Aim of the exercise
Look over the entries that follow. Report how many lines contain "from", with nothing else.

Record extracts

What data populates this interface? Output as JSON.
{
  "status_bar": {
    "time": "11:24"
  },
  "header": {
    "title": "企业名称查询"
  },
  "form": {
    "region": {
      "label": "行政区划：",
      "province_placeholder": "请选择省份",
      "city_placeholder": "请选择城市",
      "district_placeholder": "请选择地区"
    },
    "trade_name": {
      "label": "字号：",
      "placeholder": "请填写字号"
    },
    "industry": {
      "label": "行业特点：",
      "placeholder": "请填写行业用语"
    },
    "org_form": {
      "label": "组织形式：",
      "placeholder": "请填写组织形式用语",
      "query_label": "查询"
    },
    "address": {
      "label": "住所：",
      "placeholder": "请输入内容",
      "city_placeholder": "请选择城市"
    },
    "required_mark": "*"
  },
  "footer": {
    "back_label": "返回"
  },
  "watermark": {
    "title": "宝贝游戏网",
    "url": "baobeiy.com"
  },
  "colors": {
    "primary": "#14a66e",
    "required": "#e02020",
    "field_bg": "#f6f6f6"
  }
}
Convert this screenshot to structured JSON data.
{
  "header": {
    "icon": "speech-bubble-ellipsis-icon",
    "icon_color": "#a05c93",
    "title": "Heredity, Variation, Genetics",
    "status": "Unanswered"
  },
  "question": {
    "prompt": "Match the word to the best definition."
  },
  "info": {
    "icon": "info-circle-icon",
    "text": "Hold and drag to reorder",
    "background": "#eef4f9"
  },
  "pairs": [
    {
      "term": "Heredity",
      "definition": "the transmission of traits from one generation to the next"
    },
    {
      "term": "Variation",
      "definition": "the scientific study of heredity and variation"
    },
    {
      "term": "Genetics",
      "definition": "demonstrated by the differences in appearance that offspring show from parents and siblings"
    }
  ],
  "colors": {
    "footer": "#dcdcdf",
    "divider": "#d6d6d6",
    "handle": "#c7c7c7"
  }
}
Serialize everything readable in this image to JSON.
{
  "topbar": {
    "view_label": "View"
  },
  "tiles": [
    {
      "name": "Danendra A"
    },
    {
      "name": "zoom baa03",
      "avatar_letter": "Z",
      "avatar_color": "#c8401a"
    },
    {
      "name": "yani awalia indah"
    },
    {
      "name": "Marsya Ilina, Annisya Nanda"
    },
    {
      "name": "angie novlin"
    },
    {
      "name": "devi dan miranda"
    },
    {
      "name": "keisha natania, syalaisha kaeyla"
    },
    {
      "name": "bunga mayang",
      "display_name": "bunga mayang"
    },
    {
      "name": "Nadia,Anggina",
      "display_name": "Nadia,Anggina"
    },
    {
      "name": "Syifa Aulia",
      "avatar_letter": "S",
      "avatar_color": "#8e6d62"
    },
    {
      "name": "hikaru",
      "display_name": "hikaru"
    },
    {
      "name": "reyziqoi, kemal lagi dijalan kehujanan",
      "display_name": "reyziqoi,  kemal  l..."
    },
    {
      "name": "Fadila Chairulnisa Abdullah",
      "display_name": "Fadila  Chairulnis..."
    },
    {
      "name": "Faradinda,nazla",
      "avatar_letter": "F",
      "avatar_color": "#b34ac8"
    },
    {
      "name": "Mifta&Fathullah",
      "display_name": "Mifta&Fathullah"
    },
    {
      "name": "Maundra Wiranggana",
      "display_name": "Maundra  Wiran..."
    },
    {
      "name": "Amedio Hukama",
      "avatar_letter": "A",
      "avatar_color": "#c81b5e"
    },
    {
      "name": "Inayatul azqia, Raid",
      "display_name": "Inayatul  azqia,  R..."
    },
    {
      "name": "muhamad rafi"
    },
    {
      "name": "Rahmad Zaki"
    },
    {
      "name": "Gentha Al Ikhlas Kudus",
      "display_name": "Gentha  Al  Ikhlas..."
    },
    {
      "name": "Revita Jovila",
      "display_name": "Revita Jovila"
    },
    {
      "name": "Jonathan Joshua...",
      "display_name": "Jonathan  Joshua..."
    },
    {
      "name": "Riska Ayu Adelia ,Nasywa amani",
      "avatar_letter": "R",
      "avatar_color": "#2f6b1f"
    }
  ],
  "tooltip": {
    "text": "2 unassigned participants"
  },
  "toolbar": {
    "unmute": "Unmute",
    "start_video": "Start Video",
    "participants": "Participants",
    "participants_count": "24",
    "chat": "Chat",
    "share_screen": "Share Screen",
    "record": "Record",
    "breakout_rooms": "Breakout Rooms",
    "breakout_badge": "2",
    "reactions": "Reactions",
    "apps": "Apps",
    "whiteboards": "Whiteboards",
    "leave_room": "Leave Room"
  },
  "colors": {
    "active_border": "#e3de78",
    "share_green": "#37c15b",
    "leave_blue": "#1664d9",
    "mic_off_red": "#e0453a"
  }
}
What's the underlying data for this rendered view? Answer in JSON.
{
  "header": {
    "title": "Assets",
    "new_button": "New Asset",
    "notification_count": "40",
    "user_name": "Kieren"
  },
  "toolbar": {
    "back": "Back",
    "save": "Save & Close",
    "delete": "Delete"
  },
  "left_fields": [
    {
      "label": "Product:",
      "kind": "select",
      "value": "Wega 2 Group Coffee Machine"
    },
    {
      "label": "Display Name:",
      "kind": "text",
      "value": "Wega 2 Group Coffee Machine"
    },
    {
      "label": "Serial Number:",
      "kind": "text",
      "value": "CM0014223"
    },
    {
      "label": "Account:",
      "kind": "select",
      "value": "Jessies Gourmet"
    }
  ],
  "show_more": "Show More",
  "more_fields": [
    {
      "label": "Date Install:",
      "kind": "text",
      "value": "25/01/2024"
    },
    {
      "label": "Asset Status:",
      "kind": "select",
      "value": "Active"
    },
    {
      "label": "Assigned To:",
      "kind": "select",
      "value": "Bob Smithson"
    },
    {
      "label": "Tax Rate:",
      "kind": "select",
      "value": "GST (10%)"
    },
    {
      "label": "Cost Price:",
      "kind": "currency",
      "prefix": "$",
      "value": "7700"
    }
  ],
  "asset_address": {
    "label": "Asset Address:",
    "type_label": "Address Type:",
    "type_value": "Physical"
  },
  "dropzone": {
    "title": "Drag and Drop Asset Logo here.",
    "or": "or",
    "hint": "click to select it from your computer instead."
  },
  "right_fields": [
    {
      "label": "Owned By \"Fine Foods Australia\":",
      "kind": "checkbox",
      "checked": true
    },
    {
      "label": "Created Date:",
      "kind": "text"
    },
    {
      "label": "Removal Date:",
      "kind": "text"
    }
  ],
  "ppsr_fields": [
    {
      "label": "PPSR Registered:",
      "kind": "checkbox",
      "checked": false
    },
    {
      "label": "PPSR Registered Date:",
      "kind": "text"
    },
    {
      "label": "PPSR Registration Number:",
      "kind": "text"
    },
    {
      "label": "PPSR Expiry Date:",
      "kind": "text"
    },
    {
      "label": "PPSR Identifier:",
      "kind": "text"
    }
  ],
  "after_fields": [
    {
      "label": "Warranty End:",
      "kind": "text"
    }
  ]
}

Answer to this task
3